JERSEY CITY — New Jersey's largest Fourth of July celebration is expected to get larger this year, thanks in no small part to the addition of a talented, but sometimes controversial, performer to this year's festivities.
Snoop Dogg will headline Jersey City's Independence Day festival. It moved last year from its traditional location at Liberty State Park to Exchange Place, at the heart of Jersey City's business district, due to a state budget crisis.
This year, the festival will stay at Exchange Place, and is anticipated to be about 40 percent larger. Snoop Dogg's marquee status is expected to drive that jump in attendance, but he may also spark further controversy.
"It's going to be a big crowd," said Jersey City mayor Steven Fulop, who specifically cited the hip hop legend as the impetus for the larger audience. "He has for 30 years been in the kind of conversation here. It's gonna be a great show."
By contrast, the president of the state's National Organization for Women chapter said that Snoop's presence would be more welcome if he made one major change.
"He needs to apologize for what he did," NOW President Deb Huber told PIX11 News, by phone. "He needs to accept responsibility for having said terrible things about women."
Huber specifically cited interviews Snoop has given in recent years, in which he's said he has no regrets about a career in which, in the past, he's had lyrics that were insulting to women. He's also made some top-selling porn videos.

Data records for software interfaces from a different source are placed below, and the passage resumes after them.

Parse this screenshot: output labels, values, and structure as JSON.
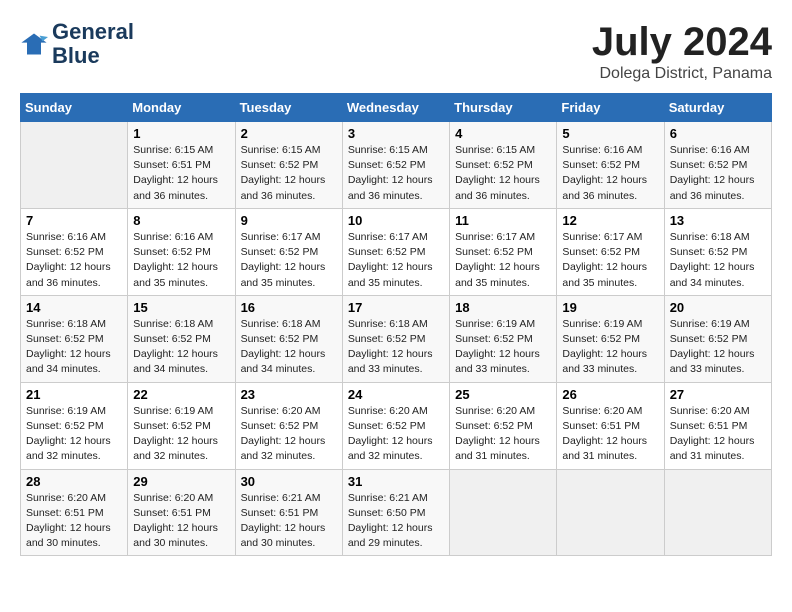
{
  "header": {
    "logo_line1": "General",
    "logo_line2": "Blue",
    "title": "July 2024",
    "subtitle": "Dolega District, Panama"
  },
  "calendar": {
    "days_of_week": [
      "Sunday",
      "Monday",
      "Tuesday",
      "Wednesday",
      "Thursday",
      "Friday",
      "Saturday"
    ],
    "weeks": [
      [
        {
          "day": "",
          "sunrise": "",
          "sunset": "",
          "daylight": ""
        },
        {
          "day": "1",
          "sunrise": "Sunrise: 6:15 AM",
          "sunset": "Sunset: 6:51 PM",
          "daylight": "Daylight: 12 hours and 36 minutes."
        },
        {
          "day": "2",
          "sunrise": "Sunrise: 6:15 AM",
          "sunset": "Sunset: 6:52 PM",
          "daylight": "Daylight: 12 hours and 36 minutes."
        },
        {
          "day": "3",
          "sunrise": "Sunrise: 6:15 AM",
          "sunset": "Sunset: 6:52 PM",
          "daylight": "Daylight: 12 hours and 36 minutes."
        },
        {
          "day": "4",
          "sunrise": "Sunrise: 6:15 AM",
          "sunset": "Sunset: 6:52 PM",
          "daylight": "Daylight: 12 hours and 36 minutes."
        },
        {
          "day": "5",
          "sunrise": "Sunrise: 6:16 AM",
          "sunset": "Sunset: 6:52 PM",
          "daylight": "Daylight: 12 hours and 36 minutes."
        },
        {
          "day": "6",
          "sunrise": "Sunrise: 6:16 AM",
          "sunset": "Sunset: 6:52 PM",
          "daylight": "Daylight: 12 hours and 36 minutes."
        }
      ],
      [
        {
          "day": "7",
          "sunrise": "Sunrise: 6:16 AM",
          "sunset": "Sunset: 6:52 PM",
          "daylight": "Daylight: 12 hours and 36 minutes."
        },
        {
          "day": "8",
          "sunrise": "Sunrise: 6:16 AM",
          "sunset": "Sunset: 6:52 PM",
          "daylight": "Daylight: 12 hours and 35 minutes."
        },
        {
          "day": "9",
          "sunrise": "Sunrise: 6:17 AM",
          "sunset": "Sunset: 6:52 PM",
          "daylight": "Daylight: 12 hours and 35 minutes."
        },
        {
          "day": "10",
          "sunrise": "Sunrise: 6:17 AM",
          "sunset": "Sunset: 6:52 PM",
          "daylight": "Daylight: 12 hours and 35 minutes."
        },
        {
          "day": "11",
          "sunrise": "Sunrise: 6:17 AM",
          "sunset": "Sunset: 6:52 PM",
          "daylight": "Daylight: 12 hours and 35 minutes."
        },
        {
          "day": "12",
          "sunrise": "Sunrise: 6:17 AM",
          "sunset": "Sunset: 6:52 PM",
          "daylight": "Daylight: 12 hours and 35 minutes."
        },
        {
          "day": "13",
          "sunrise": "Sunrise: 6:18 AM",
          "sunset": "Sunset: 6:52 PM",
          "daylight": "Daylight: 12 hours and 34 minutes."
        }
      ],
      [
        {
          "day": "14",
          "sunrise": "Sunrise: 6:18 AM",
          "sunset": "Sunset: 6:52 PM",
          "daylight": "Daylight: 12 hours and 34 minutes."
        },
        {
          "day": "15",
          "sunrise": "Sunrise: 6:18 AM",
          "sunset": "Sunset: 6:52 PM",
          "daylight": "Daylight: 12 hours and 34 minutes."
        },
        {
          "day": "16",
          "sunrise": "Sunrise: 6:18 AM",
          "sunset": "Sunset: 6:52 PM",
          "daylight": "Daylight: 12 hours and 34 minutes."
        },
        {
          "day": "17",
          "sunrise": "Sunrise: 6:18 AM",
          "sunset": "Sunset: 6:52 PM",
          "daylight": "Daylight: 12 hours and 33 minutes."
        },
        {
          "day": "18",
          "sunrise": "Sunrise: 6:19 AM",
          "sunset": "Sunset: 6:52 PM",
          "daylight": "Daylight: 12 hours and 33 minutes."
        },
        {
          "day": "19",
          "sunrise": "Sunrise: 6:19 AM",
          "sunset": "Sunset: 6:52 PM",
          "daylight": "Daylight: 12 hours and 33 minutes."
        },
        {
          "day": "20",
          "sunrise": "Sunrise: 6:19 AM",
          "sunset": "Sunset: 6:52 PM",
          "daylight": "Daylight: 12 hours and 33 minutes."
        }
      ],
      [
        {
          "day": "21",
          "sunrise": "Sunrise: 6:19 AM",
          "sunset": "Sunset: 6:52 PM",
          "daylight": "Daylight: 12 hours and 32 minutes."
        },
        {
          "day": "22",
          "sunrise": "Sunrise: 6:19 AM",
          "sunset": "Sunset: 6:52 PM",
          "daylight": "Daylight: 12 hours and 32 minutes."
        },
        {
          "day": "23",
          "sunrise": "Sunrise: 6:20 AM",
          "sunset": "Sunset: 6:52 PM",
          "daylight": "Daylight: 12 hours and 32 minutes."
        },
        {
          "day": "24",
          "sunrise": "Sunrise: 6:20 AM",
          "sunset": "Sunset: 6:52 PM",
          "daylight": "Daylight: 12 hours and 32 minutes."
        },
        {
          "day": "25",
          "sunrise": "Sunrise: 6:20 AM",
          "sunset": "Sunset: 6:52 PM",
          "daylight": "Daylight: 12 hours and 31 minutes."
        },
        {
          "day": "26",
          "sunrise": "Sunrise: 6:20 AM",
          "sunset": "Sunset: 6:51 PM",
          "daylight": "Daylight: 12 hours and 31 minutes."
        },
        {
          "day": "27",
          "sunrise": "Sunrise: 6:20 AM",
          "sunset": "Sunset: 6:51 PM",
          "daylight": "Daylight: 12 hours and 31 minutes."
        }
      ],
      [
        {
          "day": "28",
          "sunrise": "Sunrise: 6:20 AM",
          "sunset": "Sunset: 6:51 PM",
          "daylight": "Daylight: 12 hours and 30 minutes."
        },
        {
          "day": "29",
          "sunrise": "Sunrise: 6:20 AM",
          "sunset": "Sunset: 6:51 PM",
          "daylight": "Daylight: 12 hours and 30 minutes."
        },
        {
          "day": "30",
          "sunrise": "Sunrise: 6:21 AM",
          "sunset": "Sunset: 6:51 PM",
          "daylight": "Daylight: 12 hours and 30 minutes."
        },
        {
          "day": "31",
          "sunrise": "Sunrise: 6:21 AM",
          "sunset": "Sunset: 6:50 PM",
          "daylight": "Daylight: 12 hours and 29 minutes."
        },
        {
          "day": "",
          "sunrise": "",
          "sunset": "",
          "daylight": ""
        },
        {
          "day": "",
          "sunrise": "",
          "sunset": "",
          "daylight": ""
        },
        {
          "day": "",
          "sunrise": "",
          "sunset": "",
          "daylight": ""
        }
      ]
    ]
  }
}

In the past decade or so, however, Snoop Dogg has founded a youth football league, made comments in favor of women's and gay rights, has launched a gospel music career, and has starred in a cooking show with Martha Stewart.

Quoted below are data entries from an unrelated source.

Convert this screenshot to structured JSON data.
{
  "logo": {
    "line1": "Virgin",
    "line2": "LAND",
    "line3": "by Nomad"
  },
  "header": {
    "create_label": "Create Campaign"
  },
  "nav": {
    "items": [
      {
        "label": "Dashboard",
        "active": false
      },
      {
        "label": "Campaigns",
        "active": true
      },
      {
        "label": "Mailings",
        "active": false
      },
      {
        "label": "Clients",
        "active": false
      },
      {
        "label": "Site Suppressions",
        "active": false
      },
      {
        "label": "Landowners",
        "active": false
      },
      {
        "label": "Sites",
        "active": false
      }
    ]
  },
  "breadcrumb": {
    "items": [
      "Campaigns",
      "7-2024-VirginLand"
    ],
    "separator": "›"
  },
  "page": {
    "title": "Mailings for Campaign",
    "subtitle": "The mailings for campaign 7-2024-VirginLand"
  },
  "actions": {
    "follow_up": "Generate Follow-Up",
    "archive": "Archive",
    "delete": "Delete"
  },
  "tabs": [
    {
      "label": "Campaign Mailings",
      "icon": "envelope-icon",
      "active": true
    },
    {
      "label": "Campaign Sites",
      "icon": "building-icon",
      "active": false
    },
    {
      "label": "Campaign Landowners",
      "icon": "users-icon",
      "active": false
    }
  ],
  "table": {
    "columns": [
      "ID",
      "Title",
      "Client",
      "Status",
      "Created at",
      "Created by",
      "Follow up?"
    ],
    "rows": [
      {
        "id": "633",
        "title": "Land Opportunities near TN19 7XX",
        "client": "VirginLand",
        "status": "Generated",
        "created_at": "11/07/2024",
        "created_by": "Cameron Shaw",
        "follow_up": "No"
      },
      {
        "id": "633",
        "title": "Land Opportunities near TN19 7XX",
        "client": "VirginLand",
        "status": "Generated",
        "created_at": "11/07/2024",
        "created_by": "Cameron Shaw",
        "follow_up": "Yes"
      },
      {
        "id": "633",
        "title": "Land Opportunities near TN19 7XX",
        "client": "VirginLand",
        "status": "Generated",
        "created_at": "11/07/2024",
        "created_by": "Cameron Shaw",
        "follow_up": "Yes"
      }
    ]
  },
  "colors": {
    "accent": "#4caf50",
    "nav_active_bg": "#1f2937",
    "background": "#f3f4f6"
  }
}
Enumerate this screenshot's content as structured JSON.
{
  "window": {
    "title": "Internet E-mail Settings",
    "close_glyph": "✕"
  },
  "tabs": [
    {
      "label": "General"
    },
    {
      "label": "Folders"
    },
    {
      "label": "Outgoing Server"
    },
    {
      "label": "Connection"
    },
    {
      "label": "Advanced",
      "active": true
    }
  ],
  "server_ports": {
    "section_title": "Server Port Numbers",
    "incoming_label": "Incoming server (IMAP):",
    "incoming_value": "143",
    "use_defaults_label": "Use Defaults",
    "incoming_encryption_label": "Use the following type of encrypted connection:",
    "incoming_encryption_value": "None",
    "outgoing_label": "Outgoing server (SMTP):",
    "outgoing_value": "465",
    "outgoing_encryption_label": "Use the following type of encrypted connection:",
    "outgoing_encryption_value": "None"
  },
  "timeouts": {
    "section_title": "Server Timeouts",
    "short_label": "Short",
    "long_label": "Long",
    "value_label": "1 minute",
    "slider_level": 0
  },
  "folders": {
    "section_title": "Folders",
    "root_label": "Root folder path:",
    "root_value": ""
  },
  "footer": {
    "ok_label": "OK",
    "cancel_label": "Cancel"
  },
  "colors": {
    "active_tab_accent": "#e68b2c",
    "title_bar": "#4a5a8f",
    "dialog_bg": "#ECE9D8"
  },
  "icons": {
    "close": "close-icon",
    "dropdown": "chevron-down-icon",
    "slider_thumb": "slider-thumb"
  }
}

"He's a person like any of us," said Fulop. "The goal is to celebrate the music component of his life, and that's what we're doing."
The question is whether or not that's good enough to attract the crowds Jersey City is hoping for.
"People grow up, they move on, they learn, they mature," said Linda Shaw, who was visiting Jersey City from Chicago. "He's done a lot of positive things."
"Nobody's perfect, right?" Joe Curatalo said. He lives in Hoboken, and had not heard that Snoop Dogg was going to be headlining in neighboring Jersey City. He said he now plans to go to the Fourth of July festivities just because of Snoop. "Everybody makes mistakes, it happens," he said. "We'll still come out to support him."
Leah Coston, who also lives near the concert venue, echoed that. "He's done a lot of stuff," she told PIX11 News. "But he's unapologetically himself, so you can't go wrong with that."
At least one local resident, Sean McCoy, told PIX11 News that he was concerned about potential violence related to Snoop Dogg's presence. "There could be some gang [activity]," McCoy said. "Snoop is a Crip. There'd better be good security."
Mayor Fulop said that he's planning on having police and infrastructure in place to handle a crowd of about 200,000 people, up from roughly 140,000 last year, for the free concert, and its adjacent festival of food and activities.